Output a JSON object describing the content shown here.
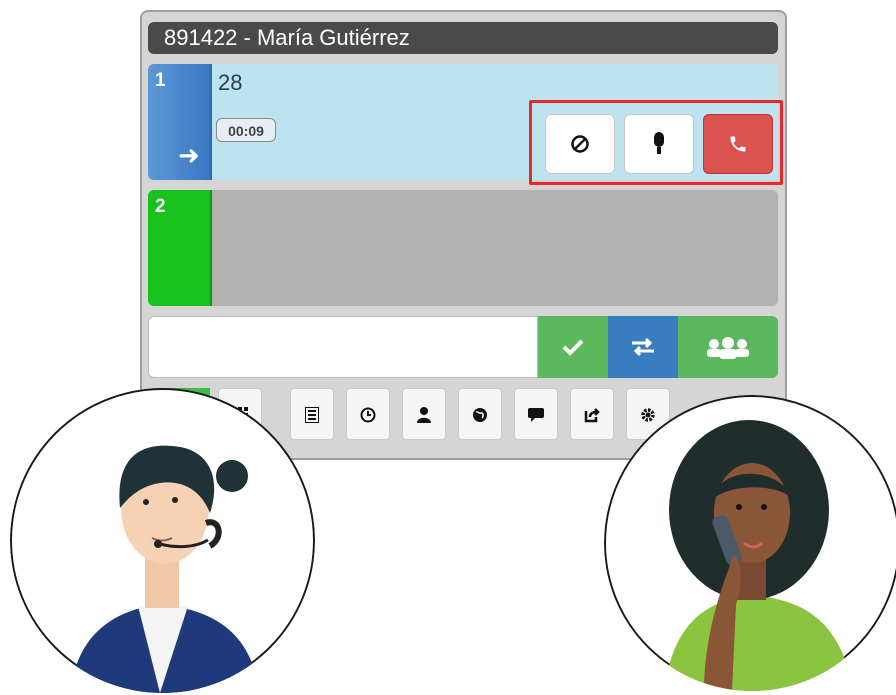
{
  "header": {
    "title": "891422 - María Gutiérrez"
  },
  "line1": {
    "index": "1",
    "number": "28",
    "timer": "00:09"
  },
  "line2": {
    "index": "2"
  },
  "actions": {
    "icons": [
      "block-icon",
      "microphone-icon",
      "phone-hangup-icon"
    ],
    "colors": {
      "hangup": "#d9534f"
    }
  },
  "dial": {
    "placeholder": "",
    "buttons": [
      "check-icon",
      "transfer-icon",
      "conference-icon"
    ],
    "colors": {
      "green": "#5cb85c",
      "blue": "#3a7ec2"
    }
  },
  "toolbar": {
    "icons": [
      "dialpad-icon",
      "list-icon",
      "clock-icon",
      "contact-icon",
      "globe-icon",
      "chat-icon",
      "share-icon",
      "gear-icon"
    ]
  },
  "colors": {
    "line1_active": "#3a78c4",
    "line2_idle": "#17c21d",
    "highlight": "#e8262c"
  }
}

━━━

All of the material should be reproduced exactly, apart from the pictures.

Output a JSON object describing the content shown here.
{
  "header": {
    "title": "891422 - María Gutiérrez"
  },
  "line1": {
    "index": "1",
    "number": "28",
    "timer": "00:09"
  },
  "line2": {
    "index": "2"
  },
  "actions": {
    "icons": [
      "block-icon",
      "microphone-icon",
      "phone-hangup-icon"
    ],
    "colors": {
      "hangup": "#d9534f"
    }
  },
  "dial": {
    "placeholder": "",
    "buttons": [
      "check-icon",
      "transfer-icon",
      "conference-icon"
    ],
    "colors": {
      "green": "#5cb85c",
      "blue": "#3a7ec2"
    }
  },
  "toolbar": {
    "icons": [
      "dialpad-icon",
      "list-icon",
      "clock-icon",
      "contact-icon",
      "globe-icon",
      "chat-icon",
      "share-icon",
      "gear-icon"
    ]
  },
  "colors": {
    "line1_active": "#3a78c4",
    "line2_idle": "#17c21d",
    "highlight": "#e8262c"
  }
}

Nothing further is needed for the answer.